Just got back from snowy Bucharest in Romania where I was lucky enough to present at one of Orange’s Meet-up Events.

I have to thank Anca, her colleagues at Orange Romania (and it was good to see Vanessa again who flew over!) and the audience for making me feel really welcome plus the bloggers who have been really nice afterwards.

The presentation was the Real-time part of my 2010 Trends piece with a few extras and updates thrown in so if you want a few more diagrams about real-time customer service via Twitter and some more up-to-date graphs and examples you can find it below. The bad shirt can be found in a shop in London.

And I even got a Penguin for the team back in London.

2010 Digital Trends, Ideas and Technologies (Part 1)

5 Jan

Here is Part 1 (of 2, maybe 2 and a half) of our 2010 Digital Trends, Ideas and Technologies presentation that I finished off over Christmas.

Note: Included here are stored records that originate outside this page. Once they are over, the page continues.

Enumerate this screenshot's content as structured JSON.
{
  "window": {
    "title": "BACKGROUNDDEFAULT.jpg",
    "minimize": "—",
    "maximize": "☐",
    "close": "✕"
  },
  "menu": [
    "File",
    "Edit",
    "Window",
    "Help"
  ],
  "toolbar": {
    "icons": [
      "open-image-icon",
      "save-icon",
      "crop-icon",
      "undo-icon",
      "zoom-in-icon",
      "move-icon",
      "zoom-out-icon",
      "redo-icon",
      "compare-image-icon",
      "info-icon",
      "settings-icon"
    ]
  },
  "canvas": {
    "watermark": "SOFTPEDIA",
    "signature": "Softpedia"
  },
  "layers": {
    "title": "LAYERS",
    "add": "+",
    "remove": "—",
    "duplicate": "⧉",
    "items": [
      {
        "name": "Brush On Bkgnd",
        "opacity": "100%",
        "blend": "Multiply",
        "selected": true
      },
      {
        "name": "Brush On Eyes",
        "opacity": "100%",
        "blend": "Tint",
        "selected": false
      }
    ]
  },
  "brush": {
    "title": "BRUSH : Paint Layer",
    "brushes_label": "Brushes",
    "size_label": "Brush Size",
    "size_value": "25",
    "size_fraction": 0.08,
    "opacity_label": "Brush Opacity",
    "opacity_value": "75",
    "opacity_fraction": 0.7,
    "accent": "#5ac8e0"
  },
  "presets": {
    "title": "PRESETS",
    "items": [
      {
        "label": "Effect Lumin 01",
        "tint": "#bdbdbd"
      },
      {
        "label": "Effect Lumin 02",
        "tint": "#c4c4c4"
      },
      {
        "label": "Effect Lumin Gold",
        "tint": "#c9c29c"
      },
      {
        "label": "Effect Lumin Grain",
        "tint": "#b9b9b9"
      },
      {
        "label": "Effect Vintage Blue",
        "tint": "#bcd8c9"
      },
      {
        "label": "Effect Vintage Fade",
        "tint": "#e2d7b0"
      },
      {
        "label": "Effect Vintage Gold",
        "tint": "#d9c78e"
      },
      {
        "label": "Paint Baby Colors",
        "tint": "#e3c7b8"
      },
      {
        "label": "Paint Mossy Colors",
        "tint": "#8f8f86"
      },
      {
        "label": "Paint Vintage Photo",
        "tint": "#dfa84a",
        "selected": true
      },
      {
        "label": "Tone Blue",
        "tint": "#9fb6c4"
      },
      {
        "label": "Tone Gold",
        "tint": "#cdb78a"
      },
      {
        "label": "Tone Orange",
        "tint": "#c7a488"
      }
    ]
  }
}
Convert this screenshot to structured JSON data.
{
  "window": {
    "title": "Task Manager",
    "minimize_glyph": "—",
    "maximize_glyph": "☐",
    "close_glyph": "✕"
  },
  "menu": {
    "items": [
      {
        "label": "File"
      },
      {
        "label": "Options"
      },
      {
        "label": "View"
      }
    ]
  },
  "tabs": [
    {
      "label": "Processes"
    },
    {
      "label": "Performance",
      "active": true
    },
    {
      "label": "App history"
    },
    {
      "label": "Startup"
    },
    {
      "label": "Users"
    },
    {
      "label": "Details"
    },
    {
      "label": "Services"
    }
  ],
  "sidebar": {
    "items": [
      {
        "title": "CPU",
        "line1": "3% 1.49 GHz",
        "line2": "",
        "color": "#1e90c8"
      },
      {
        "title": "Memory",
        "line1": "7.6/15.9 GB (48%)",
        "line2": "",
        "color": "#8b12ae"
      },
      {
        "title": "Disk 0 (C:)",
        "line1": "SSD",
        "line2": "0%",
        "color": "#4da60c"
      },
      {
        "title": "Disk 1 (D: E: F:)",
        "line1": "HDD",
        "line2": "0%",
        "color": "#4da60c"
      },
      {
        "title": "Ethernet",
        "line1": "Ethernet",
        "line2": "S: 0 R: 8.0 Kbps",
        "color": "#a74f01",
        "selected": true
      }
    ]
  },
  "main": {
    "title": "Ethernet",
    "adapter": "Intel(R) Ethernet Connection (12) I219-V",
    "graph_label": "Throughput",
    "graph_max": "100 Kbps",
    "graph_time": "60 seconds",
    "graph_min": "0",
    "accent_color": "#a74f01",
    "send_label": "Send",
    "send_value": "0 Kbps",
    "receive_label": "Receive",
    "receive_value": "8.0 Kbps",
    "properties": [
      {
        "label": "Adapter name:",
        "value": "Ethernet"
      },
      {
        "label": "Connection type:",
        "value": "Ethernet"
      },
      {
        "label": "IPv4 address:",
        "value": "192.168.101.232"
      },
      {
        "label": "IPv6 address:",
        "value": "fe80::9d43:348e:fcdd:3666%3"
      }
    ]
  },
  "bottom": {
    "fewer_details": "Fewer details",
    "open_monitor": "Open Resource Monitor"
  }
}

It’s based around 4 Themes, which are each broken into 2 areas of focus/exploration:

It is in Beta (or that’s my excuse for a couple of gaps) and draws on a lot of ideas from some interesting people who make the strategy and digital creative world a good place . I’ll be posting the full list of sources here but in the meantime any feedback, ideas or input is gratefully accepted.


Update: The presentation has now been voted onto the homepage and then chosen as a Top Presentation of the Day of and picked for the homepage of Thank you very much.